Return on Equity (%) 22.65 7.9 5.08 -70.04 29.07

Return on Assets (%) 1.19 0.29 0.1 -1.97 1.9

Return on Investment 8.13 5.62 5.87 2.23 11.24

Gross Margin 0.021 0.021 0.023 0.02 0.026

Operating Margin (%) 6.22 4.94 5.56 2.07 10.42

Net Profit Margin (%) 2.03 0.3 -0.6 -3.36 2.04

Quick Ratio 0.29 0.35 0.35 0.22 0.2

Current Ratio 0.47 0.52 0.51 0.37 0.33

Working Capital/Total Assets -0.22 -0.18 -0.16 -0.23 -0.28

Total Debt to Equity 8.61 13 25.67 18.3 6.05

Long Term Debt to Assets 0.35 0.38 0.41 0.44 0.35

Interest Coverage 1.69 1.18 1.11 0.3 1.76

This is a trend table of industrial average financial ratio for the previous five years in comparison:

Industry Averages

Ratios 12/31/2004 12/31/2003 12/31/2002 12/31/2001 12/31/2000

Return on Equity (%) 17.22 4.20 -90.92 -0.37 16.89

Return on Assets (%) 3.56 0.71 -2.08 4.18 4.62

Return on Investment 9.42 4.31 5.42 2.16 13.39

Gross Margin .018 .018 .019 .019 .020

Operating Margin (%) 5.42 4.09 -3.02 7.05 8.11

Net Profit Margin (%) 2.89 1.43 -0.67 3.79 3.88

Quick Ratio 0.86 0.91 0.71 0.71 0.80

Current Ratio 1.36 1.46 1.13 1.57 1.26

Working Capital/Total Assets 0.10 0.10 0.01 0.04 .06

Total Debt to Equity 7.26 11.67 19.23 14.82 8.05

Long Term Debt to Assets 0.35 0.49 0.95 0.45 0.21

Interest Coverage 8.85 3.00 0.13 -1.63 6.48

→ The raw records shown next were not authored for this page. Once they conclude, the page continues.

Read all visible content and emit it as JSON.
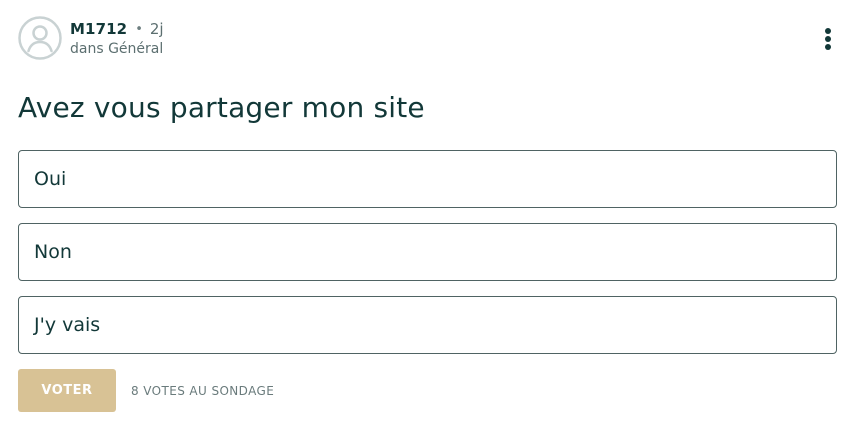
{
  "post": {
    "author": "M1712",
    "separator": "•",
    "time": "2j",
    "category": "dans Général",
    "icons": {
      "avatar": "user-avatar-icon",
      "more": "more-vertical-icon"
    }
  },
  "poll": {
    "question": "Avez vous partager mon site",
    "options": [
      {
        "label": "Oui"
      },
      {
        "label": "Non"
      },
      {
        "label": "J'y vais"
      }
    ],
    "vote_label": "VOTER",
    "votes_summary": "8 VOTES AU SONDAGE"
  },
  "colors": {
    "text_primary": "#123838",
    "text_secondary": "#5c6f70",
    "border": "#4f6363",
    "vote_button": "#d8c295",
    "avatar_outline": "#c9d2d3"
  }
}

The analysis of these ratios shows how Ford stands as a company for the past five years. Return on equity (ROE) reveals how much profit a company earned in comparison to the total amount of shareholder equity on the balance sheet. For long-term investing with great rewards, companies that have high return on equity ratios can provide the biggest payoffs. This ratio also tells investors how effectively their capital is being reinvested, so it is a good gauge of management's money handling skills. Ford is showing a considerable turn around in this area this past year, which could easily be due to changes in management. They are also reasonably following the industry in this area.

Return on assets (ROA) tells how much profit a company generates for each dollar in assets. It measures the asset intensity of a business. The lower the profit per dollar of assets, the more asset-intensive the business is. Ford is asset-intensive, because it requires big, expensive equipment to generate profit. This means more money must be reinvested into the company to continue to generate earnings. Even though their lower number is described in asset-intensity, Ford is consistently falling a few percentage points below the industry average in this area. This could be a consideration against the company.

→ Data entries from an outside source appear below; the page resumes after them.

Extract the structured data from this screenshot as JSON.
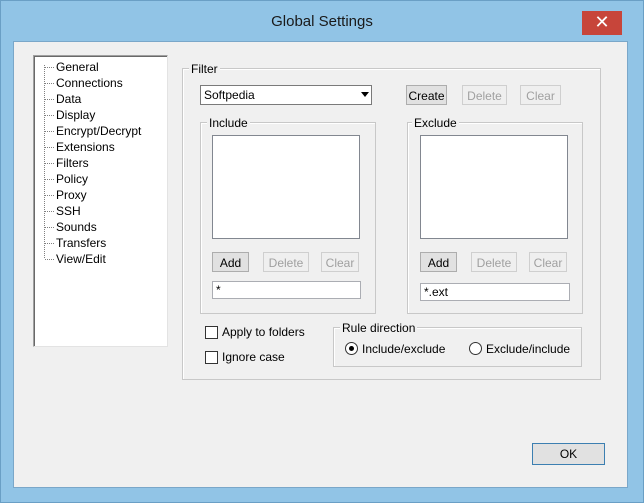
{
  "window": {
    "title": "Global Settings",
    "close_glyph": "✕"
  },
  "tree": {
    "items": [
      "General",
      "Connections",
      "Data",
      "Display",
      "Encrypt/Decrypt",
      "Extensions",
      "Filters",
      "Policy",
      "Proxy",
      "SSH",
      "Sounds",
      "Transfers",
      "View/Edit"
    ]
  },
  "filter": {
    "label": "Filter",
    "combo_value": "Softpedia",
    "create_label": "Create",
    "delete_label": "Delete",
    "clear_label": "Clear"
  },
  "include": {
    "label": "Include",
    "add_label": "Add",
    "delete_label": "Delete",
    "clear_label": "Clear",
    "input_value": "*"
  },
  "exclude": {
    "label": "Exclude",
    "add_label": "Add",
    "delete_label": "Delete",
    "clear_label": "Clear",
    "input_value": "*.ext"
  },
  "options": {
    "apply_to_folders": "Apply to folders",
    "ignore_case": "Ignore case"
  },
  "rule_direction": {
    "label": "Rule direction",
    "include_exclude": "Include/exclude",
    "exclude_include": "Exclude/include"
  },
  "footer": {
    "ok_label": "OK"
  }
}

Return of investments (ROI) ratio measures the combined effects of profit margins and total asset turnover. This ratio compares the way a company generates profits, and the way it uses its assets to generate sales. If assets are used effectively, ROI will be high. According to Ford's numbers, this has been an area of gradual improvement over the past few years, after a drastic drop from 2000 to 2001. This is the norm for the industry, as well. Employee pricing promotions will be a big consideration in this area for this year.

Gross margin tends to remain stable over time. However, this ratio is still crucial to evaluate, because fluctuations can be a sign of fraud or irregular financials. A higher gross margin than other companies in the industry also shows more efficiency. Ford's consistency in this ratio speaks well of the company's stability. The fact that the company is consistently ahead of the industry also speaks highly of Ford's efficiency rate.

Operating margin also measures management's efficiency. It does so by comparing the quality of a company's operations to others in the industry. A higher operating margin tends to mean lower fixed costs and better gross margin. This gives management more flexibility when setting prices, which is particularly important during times of financial hardship. This is another area where Ford is slowing turning things around. It is no surprise, though, that the company is also fairing above industry averages in this area.

Net profit margin is how much profit a company makes for every dollar it generates in revenue. Usually, the higher the company's net profit margin, the better. However, there



Download as:   txt (10.7 Kb)   pdf (125.9 Kb)   docx (13.2 Kb)  
Continue for 6 more pages »
Only available on